We Happy Few has been in development for nearly four years, and developer Compulsion Games has grown its headcount to 40 people from the original six person team. The game, being published by Gearbox Publishing, is a highly systemic, procedural survival adventure. We Happy Few takes place in an alternative 1960s England. Conformity is key as players try to blend in with drugged-out locals while adhering to their less than normal rules.
The demo that I tried out was the first hour and a half of Arthur's storyline. This is one of the three storylines that will ship with We Happy Few version 1.0 later this year. All owners of Early Access and Game Preview versions of We Happy Few will receive the 1.0 update at launch. The game will contain nearly twenty hours of narrative-driven gameplay when it releases in the Summer of 2018.
The demo begins with Arthur Hastings at a work birthday party where he gets to take a whack at a piñata, which was actually a dead rat. After the rat explodes, Arthur reacts negatively and is chased out of the workplace after being deemed a Downer. After stumbling through some maintenance tunnels, players begin their escape from Wellington Wells, an oddly cheerful dystopian city.
After exiting the tunnel system, I popped out in Barrow Holm, a war-torn district full of empty homes full of creepy hints and callbacks to Wellington Wells' dark past. There are strong undertones of loss and regret as many homes and buildings in the district feel almost freshly abandoned in spite of the rotting structures. Some of these places contained items that would come in handy for crafting purposes later.
Arthur's efforts to get past a bridge force him to encounter David Livingston, a war hero who will come to your aid in exchange for his stolen war medals. Livingston's medals were in the Headboys Hooligan Camp, and I wandered over that way. One interesting gameplay mechanic is how We Happy Few lets you know when you are trespassing. Shortly after being warned by the game, I was captured.
This was one of the odder moments of the demo, as I was stripped of all my stuff and transported to an underground poor man's deathmatch arena to fight for my life against one of my coworkers. The game teaches you fighting in this moment and after beating my opponent to death, I got the heck out of there with Livingston's medals.

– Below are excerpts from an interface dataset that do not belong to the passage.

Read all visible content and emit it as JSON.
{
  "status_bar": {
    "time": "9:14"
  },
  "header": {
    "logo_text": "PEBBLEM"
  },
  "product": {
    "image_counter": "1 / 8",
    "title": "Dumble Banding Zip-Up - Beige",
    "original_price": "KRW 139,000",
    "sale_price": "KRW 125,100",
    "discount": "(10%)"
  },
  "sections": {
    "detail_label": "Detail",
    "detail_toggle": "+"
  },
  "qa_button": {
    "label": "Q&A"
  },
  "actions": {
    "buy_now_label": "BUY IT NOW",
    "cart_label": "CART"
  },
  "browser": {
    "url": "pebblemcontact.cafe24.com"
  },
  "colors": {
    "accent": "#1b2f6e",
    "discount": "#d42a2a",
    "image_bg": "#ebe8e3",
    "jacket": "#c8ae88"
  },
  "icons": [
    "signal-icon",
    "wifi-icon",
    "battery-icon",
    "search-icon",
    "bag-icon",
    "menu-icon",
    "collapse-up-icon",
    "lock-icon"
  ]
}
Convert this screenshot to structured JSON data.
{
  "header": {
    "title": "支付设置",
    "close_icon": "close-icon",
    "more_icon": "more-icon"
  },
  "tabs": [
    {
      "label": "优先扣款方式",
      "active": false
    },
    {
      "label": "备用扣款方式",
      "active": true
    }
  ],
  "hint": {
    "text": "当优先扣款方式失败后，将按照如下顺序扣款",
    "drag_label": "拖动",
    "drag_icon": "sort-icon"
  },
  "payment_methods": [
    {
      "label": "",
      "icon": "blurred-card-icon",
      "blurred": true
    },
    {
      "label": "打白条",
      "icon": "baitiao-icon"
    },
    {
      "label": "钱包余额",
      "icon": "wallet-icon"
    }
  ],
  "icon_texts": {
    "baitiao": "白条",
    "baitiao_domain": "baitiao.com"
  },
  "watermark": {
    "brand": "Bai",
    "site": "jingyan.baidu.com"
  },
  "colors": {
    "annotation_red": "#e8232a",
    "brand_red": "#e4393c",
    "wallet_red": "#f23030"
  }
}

I wandered into another part of Barrow Holm where I encountered some very grumpy locals. They didn't like how I was dressed (my suit was too fancy) and were beginning to intimidate me when a friendly lady opened up the door to the church. I ran into the church and away from the increasingly angry locals. After using the crafting system to tear up my suit, I was ready to go back outside, but luckily Livingston was also seeking sanctuary in the same Church. I traded him his war medals for the key to the bridge, and also traded my socks to the lady who saved me in exchange for some advice. Socks for sanctuary, indeed.
After getting past the bridge, I continued to the train station. I ended up fighting my way through a lot of this part, and of course I died a couple of times along the way. Another cool gameplay mechanic involves how the music changes when you are about to die. The screen goes black and white and some very ominous music kicks in. It was a welcome change of pace from tradition FPS health gauges, or that jelly that pops up on screen during COD firefights. After the main way out of town was blocked by rubble, I ran into Arthur's old neighbor, Ollie, who would be my ticket out of town.
We Happy Few's latest demo is the most polished version of the game to date. The game has its own style of gameplay and storytelling that engages players with moment to moment gameplay. The game's lore is firmly embedded in each of these moments and players will certainly feel as if they are moving towards a goal or conclusion as they progress through the adventure. We Happy Few features an elegant crafting system that doesn't make players feel like they are balancing an excel spreadsheet while still offering a deep array of options. Players can heal themselves with a nice nap and even search toilets for crafting items. The little details in this game are what make it so charming, like being able to hide in the trunk of an abandoned car when a bunch of angry townspeople are chasing you.
We Happy Few launches on Xbox One, PS4 and PC later this summer. Shackers can find out more at Compulsion Games' official website.